Cathy Chase, president of Advocates for Highway and Auto Safety and a frequent critic of the legislation, said: “Crashes like this one are precisely what we have been worried about and are the reason why we have repeatedly called on Congress to make crucial safety improvements to legislation that would open the floodgates for millions of driverless cars.” The bill, she said, “is a threat to public safety. Road users should not be forced to serve as crash-test dummies.” Consumer Watchdog, a California nonprofit that has closely tracked autonomous-testing developments and the regulatory environment surrounding them, has called for a national moratorium on testing in the wake of Sunday’s fatal crash.
Of course, autonomous vehicles, in profound ways, are supposed to save lives rather than claim them.

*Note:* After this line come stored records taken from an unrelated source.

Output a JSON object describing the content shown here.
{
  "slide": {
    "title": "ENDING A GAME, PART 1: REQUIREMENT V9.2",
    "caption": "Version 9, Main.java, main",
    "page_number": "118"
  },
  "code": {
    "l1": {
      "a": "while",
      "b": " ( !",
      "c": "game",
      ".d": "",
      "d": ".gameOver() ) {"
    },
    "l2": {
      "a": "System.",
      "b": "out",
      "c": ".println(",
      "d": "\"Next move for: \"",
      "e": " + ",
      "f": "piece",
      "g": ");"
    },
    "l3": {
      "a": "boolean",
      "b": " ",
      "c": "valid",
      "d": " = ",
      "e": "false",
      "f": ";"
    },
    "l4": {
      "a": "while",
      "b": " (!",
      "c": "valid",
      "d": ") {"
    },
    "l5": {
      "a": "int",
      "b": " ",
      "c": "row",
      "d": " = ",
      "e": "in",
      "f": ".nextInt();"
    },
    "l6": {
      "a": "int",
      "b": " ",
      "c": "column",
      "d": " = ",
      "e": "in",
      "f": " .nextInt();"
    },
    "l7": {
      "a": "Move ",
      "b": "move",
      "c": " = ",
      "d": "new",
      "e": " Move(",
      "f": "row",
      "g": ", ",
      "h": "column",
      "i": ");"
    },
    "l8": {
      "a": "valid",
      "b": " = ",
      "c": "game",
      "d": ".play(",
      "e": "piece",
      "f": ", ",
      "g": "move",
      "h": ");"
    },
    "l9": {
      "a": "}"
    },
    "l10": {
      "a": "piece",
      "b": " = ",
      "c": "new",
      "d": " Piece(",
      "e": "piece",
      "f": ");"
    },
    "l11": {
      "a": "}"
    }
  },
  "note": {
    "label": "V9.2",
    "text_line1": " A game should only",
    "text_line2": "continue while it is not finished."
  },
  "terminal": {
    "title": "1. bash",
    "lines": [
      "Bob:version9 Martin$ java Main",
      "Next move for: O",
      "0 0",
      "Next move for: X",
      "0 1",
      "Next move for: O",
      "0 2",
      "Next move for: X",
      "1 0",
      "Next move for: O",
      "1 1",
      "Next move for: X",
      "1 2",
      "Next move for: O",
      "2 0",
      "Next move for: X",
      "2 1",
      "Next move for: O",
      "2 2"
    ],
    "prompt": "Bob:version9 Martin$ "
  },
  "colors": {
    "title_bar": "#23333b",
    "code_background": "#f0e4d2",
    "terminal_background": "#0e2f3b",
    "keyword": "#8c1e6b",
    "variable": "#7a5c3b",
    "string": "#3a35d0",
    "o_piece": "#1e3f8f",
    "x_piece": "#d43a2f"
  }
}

A former administrator with the National Highway Traffic Safety Administration said autonomous vehicles could halve the number of deaths that occur on U.S. roads, and a study released by Intel last summer suggested automated vehicles could one day reduce the annual death toll from 40,000 to 40
While Herzberg’s death has stoked needed skepticism about automated technology, it’s important to remember that 37,461 people were killed on U.S. roads in 2016, the latest full year for which statistics are available, and that included 5987 pedestrians. Those numbers have been climbing higher in recent years despite advances in crash-avoidance and protection systems.
In calibrating their responses in the aftermath of the first death, everyone from industry executives to regulators to safety advocates should be reminded that an average of 102 people die every day on American roads. The current state of affairs brings an unacceptable level of carnage. Yet for all the promise automated vehicles hold for tomorrow, nobody has proved the technology is demonstrably safer today.